**To do:** Look through the records and copy each line with the string "this" in it.

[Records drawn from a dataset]
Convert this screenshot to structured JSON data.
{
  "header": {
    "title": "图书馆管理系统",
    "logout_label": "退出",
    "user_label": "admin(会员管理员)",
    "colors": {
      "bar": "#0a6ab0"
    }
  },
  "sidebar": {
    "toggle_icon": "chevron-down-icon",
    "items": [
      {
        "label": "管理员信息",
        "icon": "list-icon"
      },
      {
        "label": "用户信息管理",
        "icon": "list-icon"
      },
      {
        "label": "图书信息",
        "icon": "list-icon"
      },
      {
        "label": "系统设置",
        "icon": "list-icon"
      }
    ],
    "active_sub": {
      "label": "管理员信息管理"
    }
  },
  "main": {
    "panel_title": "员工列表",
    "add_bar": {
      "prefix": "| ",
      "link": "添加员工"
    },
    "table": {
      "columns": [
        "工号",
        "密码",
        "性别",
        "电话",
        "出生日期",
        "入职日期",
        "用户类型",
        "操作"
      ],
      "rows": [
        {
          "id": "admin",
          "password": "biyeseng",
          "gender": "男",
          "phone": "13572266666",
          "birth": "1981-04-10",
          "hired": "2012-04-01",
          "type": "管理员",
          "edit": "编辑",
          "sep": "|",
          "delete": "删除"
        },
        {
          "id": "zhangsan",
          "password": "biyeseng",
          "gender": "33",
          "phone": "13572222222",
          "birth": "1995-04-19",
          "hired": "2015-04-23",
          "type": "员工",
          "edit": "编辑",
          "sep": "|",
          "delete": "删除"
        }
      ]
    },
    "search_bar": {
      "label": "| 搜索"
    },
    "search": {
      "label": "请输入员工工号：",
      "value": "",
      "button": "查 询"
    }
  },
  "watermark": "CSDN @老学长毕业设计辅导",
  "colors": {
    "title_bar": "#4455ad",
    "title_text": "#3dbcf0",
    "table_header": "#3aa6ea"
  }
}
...
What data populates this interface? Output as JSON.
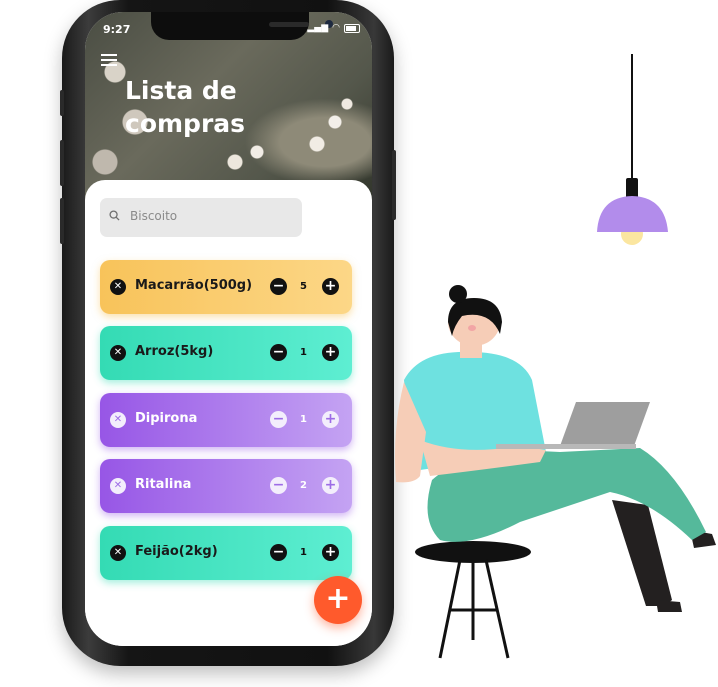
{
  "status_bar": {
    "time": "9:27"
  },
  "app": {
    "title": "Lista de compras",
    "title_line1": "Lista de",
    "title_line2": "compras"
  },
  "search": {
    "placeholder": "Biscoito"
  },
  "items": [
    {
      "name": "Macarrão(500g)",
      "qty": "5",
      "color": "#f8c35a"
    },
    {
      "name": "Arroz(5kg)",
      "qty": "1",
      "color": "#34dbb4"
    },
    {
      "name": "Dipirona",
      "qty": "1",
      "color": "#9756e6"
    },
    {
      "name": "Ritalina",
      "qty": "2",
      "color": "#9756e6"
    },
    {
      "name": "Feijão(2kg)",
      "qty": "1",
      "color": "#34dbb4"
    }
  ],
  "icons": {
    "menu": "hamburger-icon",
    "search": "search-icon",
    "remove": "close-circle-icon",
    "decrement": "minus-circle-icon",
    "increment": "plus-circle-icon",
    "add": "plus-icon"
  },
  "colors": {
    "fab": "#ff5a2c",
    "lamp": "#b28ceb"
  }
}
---
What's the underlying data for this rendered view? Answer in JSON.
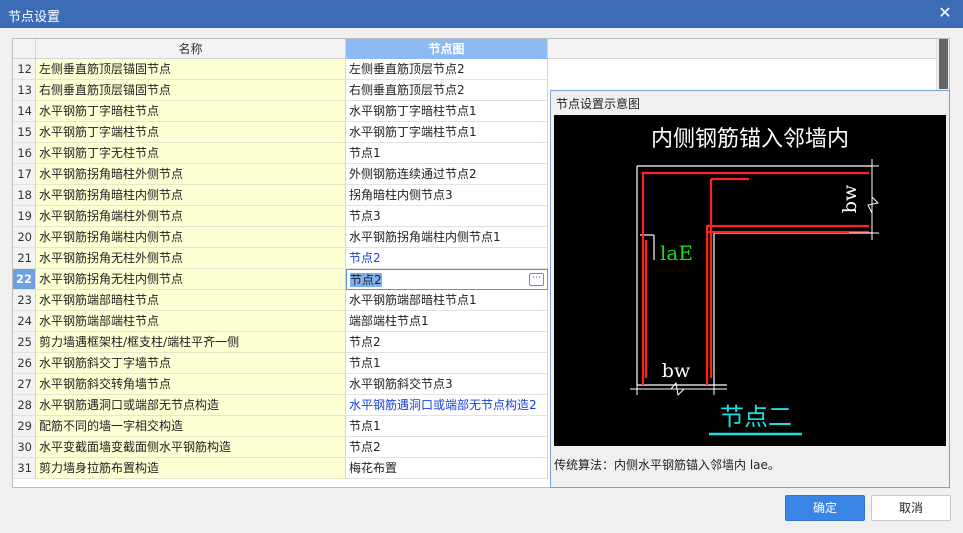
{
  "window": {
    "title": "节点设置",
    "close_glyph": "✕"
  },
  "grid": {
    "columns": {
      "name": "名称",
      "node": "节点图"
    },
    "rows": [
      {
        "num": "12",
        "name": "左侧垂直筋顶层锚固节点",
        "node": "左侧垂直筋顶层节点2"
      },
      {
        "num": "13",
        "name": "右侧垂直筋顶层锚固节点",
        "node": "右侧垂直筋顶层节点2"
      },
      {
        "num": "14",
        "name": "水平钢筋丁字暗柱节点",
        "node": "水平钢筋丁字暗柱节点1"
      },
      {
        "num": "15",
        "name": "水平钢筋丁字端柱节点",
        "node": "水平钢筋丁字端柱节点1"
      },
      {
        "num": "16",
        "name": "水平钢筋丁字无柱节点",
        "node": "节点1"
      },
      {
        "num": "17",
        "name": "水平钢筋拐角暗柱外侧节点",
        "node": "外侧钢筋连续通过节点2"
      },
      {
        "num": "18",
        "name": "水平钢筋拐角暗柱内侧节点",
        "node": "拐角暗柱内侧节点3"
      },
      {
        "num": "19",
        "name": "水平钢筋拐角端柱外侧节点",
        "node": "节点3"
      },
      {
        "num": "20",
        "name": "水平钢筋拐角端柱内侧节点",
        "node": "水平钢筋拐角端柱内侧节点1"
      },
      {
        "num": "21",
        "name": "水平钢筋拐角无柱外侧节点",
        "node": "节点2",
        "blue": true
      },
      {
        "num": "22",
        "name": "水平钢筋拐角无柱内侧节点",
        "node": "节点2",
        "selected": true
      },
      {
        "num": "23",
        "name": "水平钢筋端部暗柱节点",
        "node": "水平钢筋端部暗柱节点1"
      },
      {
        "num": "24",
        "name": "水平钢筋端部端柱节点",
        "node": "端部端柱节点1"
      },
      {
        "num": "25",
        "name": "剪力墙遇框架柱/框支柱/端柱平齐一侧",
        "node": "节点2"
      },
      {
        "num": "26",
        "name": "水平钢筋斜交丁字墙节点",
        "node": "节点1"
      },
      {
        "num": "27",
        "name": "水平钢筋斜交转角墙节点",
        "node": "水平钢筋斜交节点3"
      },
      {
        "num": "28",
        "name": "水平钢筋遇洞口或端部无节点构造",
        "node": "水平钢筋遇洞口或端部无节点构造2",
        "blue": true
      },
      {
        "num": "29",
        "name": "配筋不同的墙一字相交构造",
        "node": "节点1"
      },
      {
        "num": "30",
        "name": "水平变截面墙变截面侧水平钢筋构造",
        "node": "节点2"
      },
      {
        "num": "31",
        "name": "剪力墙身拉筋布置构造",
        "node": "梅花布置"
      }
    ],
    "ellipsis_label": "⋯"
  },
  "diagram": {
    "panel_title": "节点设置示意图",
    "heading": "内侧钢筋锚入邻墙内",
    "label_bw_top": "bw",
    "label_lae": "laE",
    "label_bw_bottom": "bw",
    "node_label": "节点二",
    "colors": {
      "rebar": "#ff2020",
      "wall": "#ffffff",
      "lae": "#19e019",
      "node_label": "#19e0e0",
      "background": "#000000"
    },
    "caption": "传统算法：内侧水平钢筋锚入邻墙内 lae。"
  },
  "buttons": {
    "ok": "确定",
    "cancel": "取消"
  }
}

**Answer space:**
Convert this screenshot to structured JSON data.
What data populates this interface? Output as JSON.
What's the underlying data for this rendered view? Answer in JSON.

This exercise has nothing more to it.